February 1, 2006

IN THE 1980s and early 1990s, case management for patients with complex illnesses began evolving into the more specialized discipline of disease management. By the late 1990s, disease management was in widespread use, viewed as an effective way to help control swelling healthcare budgets while improving medical outcomes.

IN THE 1980s and early 1990s, case management for patients with complex illnesses began evolving into the more specialized discipline of disease management. By the late 1990s, disease management was in widespread use, viewed as an effective way to help control swelling healthcare budgets while improving medical outcomes.

As disease management has matured, organizations have begun to realize that thorough, reliable information is a critical success factor to induce physician and patient involvement in disease management programs as well as securing positive outcomes. Therefore, business intelligence (BI) software-an array of tools that gather, store, analyze and report on patient data-is becoming a technology in disease management to improve decision making at every step.

DETERMINING COST DRIVERS

BI tools enable organizations to uncover the real issues at hand. For example, a high intensity of emergency room visits for a given group of patients may have more to do with access issues to primary care providers in an area than underlying disease or condition issues. With this information, an organization can appropriately focus on network management initiatives rather than blindly intervening with disease management programs.

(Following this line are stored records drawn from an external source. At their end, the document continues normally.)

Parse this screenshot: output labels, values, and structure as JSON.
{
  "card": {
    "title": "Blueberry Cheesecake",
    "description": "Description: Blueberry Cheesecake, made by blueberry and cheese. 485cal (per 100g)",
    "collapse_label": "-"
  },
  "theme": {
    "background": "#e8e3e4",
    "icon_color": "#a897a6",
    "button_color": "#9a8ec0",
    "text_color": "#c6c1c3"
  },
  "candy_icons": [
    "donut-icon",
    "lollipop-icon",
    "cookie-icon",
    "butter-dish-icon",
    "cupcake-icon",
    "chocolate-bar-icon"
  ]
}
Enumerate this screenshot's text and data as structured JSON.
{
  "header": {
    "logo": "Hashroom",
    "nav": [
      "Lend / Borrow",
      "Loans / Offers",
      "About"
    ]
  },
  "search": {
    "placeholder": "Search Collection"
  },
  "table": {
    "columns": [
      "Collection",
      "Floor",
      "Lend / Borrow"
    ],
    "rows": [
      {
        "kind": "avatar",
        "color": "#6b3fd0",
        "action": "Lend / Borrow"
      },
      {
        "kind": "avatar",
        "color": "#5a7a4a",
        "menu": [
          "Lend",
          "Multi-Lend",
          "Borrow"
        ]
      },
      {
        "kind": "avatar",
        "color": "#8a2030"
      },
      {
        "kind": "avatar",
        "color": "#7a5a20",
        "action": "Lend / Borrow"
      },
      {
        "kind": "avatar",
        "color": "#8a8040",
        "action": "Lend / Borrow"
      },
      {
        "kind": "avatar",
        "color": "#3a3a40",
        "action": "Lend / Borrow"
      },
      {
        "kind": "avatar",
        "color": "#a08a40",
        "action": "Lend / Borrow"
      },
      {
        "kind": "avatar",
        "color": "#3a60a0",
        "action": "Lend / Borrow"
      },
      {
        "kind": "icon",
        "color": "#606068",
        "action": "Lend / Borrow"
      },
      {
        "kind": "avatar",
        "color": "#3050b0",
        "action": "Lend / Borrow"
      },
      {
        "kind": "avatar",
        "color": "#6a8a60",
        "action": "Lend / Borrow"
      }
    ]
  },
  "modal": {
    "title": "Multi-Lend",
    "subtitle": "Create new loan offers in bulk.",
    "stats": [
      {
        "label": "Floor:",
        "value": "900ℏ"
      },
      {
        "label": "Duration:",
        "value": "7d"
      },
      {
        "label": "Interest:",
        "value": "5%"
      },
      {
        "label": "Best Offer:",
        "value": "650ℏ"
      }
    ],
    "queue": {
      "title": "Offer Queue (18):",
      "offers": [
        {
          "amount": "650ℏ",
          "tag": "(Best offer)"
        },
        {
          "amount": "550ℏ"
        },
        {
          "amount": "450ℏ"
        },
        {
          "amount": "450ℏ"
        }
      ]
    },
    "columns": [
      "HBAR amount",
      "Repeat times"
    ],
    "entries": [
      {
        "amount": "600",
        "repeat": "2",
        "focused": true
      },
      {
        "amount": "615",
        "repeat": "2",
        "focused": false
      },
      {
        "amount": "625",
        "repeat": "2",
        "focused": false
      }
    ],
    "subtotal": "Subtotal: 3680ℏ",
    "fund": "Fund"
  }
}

TARGETING PATIENTS AND PHYSICIANS

When disease management is the answer, three types of BI tools help with identifying and reaching patients:

When it comes to physicians, BI tools can also play a role in identifying providers that have high concentrations of medically needy patients and, within this group, which have the most trouble managing patients with chronic diseases. Using metrics such as per-member per-month costs (adjusted for severity level) and compliance with quality measures, organizations can accurately pinpoint providers needing disease management support.

INFORMING INTERVENTIONS

Disease management nurses traditionally have depended on patient self-reported information to gauge how patients are doing, even though this information may not be entirely reliable. With BI tools, gaps in care can be identified with little or no input from patients, enabling nurses to focus their attention on coaching and motivating patients around areas of concern.

Beginning a discussion with a patient from an informed position goes a long way toward reinforcing the important bond between care manager and patient.

Sometimes the best intervention is matching patients with the right physicians. If patients have not established relationships with specific physicians, then accurate information on the patient's medical needs, plus physician profiles, including outcomes and cost information, help payers play a critical match-making function. For example, patients in chronic heart failure programs can be steered toward local cardiologists who have proven track records managing heart failure patients effectively.

ENGAGING PROVIDERS IN INTERVENTION

Physicians must have up-to-date, actionable data to effectively participate in the disease management process. At a minimum, health plans need to share the intelligence they have obtained on their disease management patients with treating physicians. Information sharing should include pharmaceutical profiles, which are valuable patient management tools.

Physicians need more than just good data, however: They need data they can act on. Office-based workflow tools, such as disease registries, can help practices process collected patient data through rules-based analytic engines to obtain simple lists of the services that individual patients need.

Incentives can promote physician engagement in the disease management process. Some innovative organizations are experimenting with programs that reward physician involvement from the outset. In these models, physicians begin to receive payments as soon as they endorse the program to high-risk patients, and payments continue as critical milestones are achieved.

Physicians also can be paid for identifying high-risk patients based on clinical knowledge, regardless of what the claims data indicates, or for contributing to the disease management care plan. Other payments might stem from performance on patient-reported quality measures, such as adherence to medication regimens.